While waiting for my Western blot to run (huh? what’s that?), I spent some time mulling over the news covering the recent release of more photographs showing the torture that went on at the Abu-Ghraib prison (Iraq) in 2003. And, of course, timing could not have been better, what with the ongoing uproar from that stupid cartoon incident. Something about fans and flames comes readily to mind.
But what was far more worrying was to read some of the responses of readers across the world to all this. It seems, my friends, that we have finally done it: Everyone is pissed off at everyone else. It’s the East vs the West, the Liberals vs the Conservatives and the hippies vs pretty much everyone.
I’m not going to get political, mostly because I’m not qualified. But man, that’s some bad vibes going around the globe right now and it’s a hard knot of conspiracy theories to untie. Everyone has an opinion, uninformed or misinformed as they might be, and everyone wants to talk but not listen (I hope it’s clear that I’m not just talking about the Abu-Ghraib issue). It is, in fact, like a Greek TV talk show.
And all this admittedly makes me thankful that I can trust in a God who can see everything far better than any of us. It’s reassuring to know that He has all of History in His hands and everything ultimately works out according to His plans. It’s been happening for a while now – before the time when “while” and “time” meant anything. And when I read and hear about all this, I can’t help but think about the book of Revelation (last book in the Bible), and it’s startling accuracy, even in the most symbolic of its passages. And I am surprised that, over the centuries, Christians have treated Revelation just like they have treated social issues: either become obsessed with it or all but ignore it altogether.
And yet, it’s an amazing, unparalleled text. It begins with seven letters (“epistles”) of Christ to seven churches (that represent all the others) and then launches into a dazzling, no-nonsense, hands-on narrative of the end of the world. Frightening? Yes. Unsettling? Yes. Shocking? No, unless you’ve lived all your life on a deserted island (in which case, HOW ARE YOU READING THIS?).
It surprises me that every kind of worldview, mythology, philosophy and religion has something to say about the end of the world as we know it, and yet we live as if we’re going to be here forever. Even Science, in its almighty pants, admits and even attempts to calculate The End by extrapolating and projecting current phenomena and fiddling around with the laws of Thermodynamics (especially Entropy – huh? what’s that?) and Chaos Theory (huh? what’s – never mind). I guess it’s the one thing mankind pretty much agrees on: Somewhere, there’s a clock ticking and we’re not listening.
Many – Christians and non – have agreed that Revelation has a very different character from any other End Times text, be it ancient or modern.

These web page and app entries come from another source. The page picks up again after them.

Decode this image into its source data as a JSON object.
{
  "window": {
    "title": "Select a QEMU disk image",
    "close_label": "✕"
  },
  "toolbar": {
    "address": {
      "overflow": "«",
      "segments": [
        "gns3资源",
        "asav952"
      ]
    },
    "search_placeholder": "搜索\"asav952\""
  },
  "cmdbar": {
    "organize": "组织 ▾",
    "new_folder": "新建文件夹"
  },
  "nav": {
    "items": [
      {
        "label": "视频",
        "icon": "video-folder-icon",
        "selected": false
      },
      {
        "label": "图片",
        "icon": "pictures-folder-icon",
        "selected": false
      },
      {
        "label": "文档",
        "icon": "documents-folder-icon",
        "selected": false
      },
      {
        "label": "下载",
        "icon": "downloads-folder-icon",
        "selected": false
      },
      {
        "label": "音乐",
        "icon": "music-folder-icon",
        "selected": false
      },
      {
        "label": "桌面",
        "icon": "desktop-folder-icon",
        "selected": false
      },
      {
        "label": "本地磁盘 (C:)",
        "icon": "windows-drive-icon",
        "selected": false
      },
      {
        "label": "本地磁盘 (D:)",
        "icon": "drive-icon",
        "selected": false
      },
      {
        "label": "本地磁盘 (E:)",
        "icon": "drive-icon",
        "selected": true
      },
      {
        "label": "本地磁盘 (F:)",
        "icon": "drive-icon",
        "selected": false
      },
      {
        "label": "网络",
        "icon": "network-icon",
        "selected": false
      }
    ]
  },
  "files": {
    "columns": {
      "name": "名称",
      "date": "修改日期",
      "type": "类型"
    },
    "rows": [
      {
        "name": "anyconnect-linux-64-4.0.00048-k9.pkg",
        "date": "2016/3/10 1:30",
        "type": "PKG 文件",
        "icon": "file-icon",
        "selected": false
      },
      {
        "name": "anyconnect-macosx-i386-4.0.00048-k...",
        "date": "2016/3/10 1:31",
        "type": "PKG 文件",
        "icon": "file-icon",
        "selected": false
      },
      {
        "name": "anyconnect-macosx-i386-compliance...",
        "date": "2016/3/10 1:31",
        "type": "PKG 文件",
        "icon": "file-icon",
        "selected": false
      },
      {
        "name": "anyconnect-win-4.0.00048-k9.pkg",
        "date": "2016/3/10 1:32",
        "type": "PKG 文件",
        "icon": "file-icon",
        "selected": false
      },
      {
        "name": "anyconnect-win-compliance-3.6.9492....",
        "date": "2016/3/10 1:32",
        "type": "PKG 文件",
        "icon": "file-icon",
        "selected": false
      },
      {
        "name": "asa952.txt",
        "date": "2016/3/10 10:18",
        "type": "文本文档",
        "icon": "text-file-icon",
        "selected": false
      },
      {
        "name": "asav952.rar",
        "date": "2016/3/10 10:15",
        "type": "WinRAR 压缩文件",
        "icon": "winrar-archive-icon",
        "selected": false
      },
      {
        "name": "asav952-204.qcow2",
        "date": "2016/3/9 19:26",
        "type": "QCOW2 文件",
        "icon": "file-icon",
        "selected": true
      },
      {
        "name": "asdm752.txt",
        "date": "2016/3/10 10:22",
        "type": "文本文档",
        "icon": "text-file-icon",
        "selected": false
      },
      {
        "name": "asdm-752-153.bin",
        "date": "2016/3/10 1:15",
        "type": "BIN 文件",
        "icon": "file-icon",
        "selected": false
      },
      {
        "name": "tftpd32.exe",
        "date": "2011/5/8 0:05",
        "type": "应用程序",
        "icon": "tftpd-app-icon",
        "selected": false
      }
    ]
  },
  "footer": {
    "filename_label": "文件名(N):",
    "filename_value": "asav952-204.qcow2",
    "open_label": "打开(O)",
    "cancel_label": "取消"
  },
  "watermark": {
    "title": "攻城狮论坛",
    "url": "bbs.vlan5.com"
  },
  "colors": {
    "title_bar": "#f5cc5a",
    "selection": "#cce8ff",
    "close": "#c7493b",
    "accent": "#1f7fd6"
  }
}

The reason, I believe (other than that it is God’s word, which you may think is subjective) is because it outlines future events in a very authoritative and assured manner. This isn’t Nostradamus’s “bird hits twin towers and empire falls” multi-interpreted riddles. It’s not foggy Valhalla or the Scandinavian Wolf. You don’t believe me? Then ask yourself why you feel so uncomfortable when Revelation is mentioned. Because, if anything else, it rings disturbingly true.
I better leave it there. It went a long way from where I started, but I think that it’s important to bring such sensitive issues up, not to frighten people or to Bible-bash them, but because above all this is the remarkable hope, peace and security that Christians find in Jesus Christ, and the truth that God is as loving as He is wrathful, and a Father as He is a Judge.
And you will hear of wars and rumors of wars. See that you are not troubled; for all these things must come to pass, but the end is not yet. For nation will rise against nation, and kingdom against kingdom. And there will be famines, pestilences, and earthquakes in various places. All these are the beginning of sorrows. – Matthew 24:5-10
And he showed me a pure river of water of life, clear as crystal, proceeding from the throne of God and of the Lamb. In the middle of its street, and on either side of the river, was the tree of life, which bore twelve fruits, each tree yielding its fruit every month. The leaves of the tree were for the healing of the nations. And there shall be no more curse, but the throne of God and of the Lamb shall be in it, and His servants shall serve Him. They shall see His face, and His name shall be on their foreheads. There shall be no night there: They need no lamp nor light of the sun, for the Lord God gives them light. And they shall reign forever and ever. – Revelation 22:1-5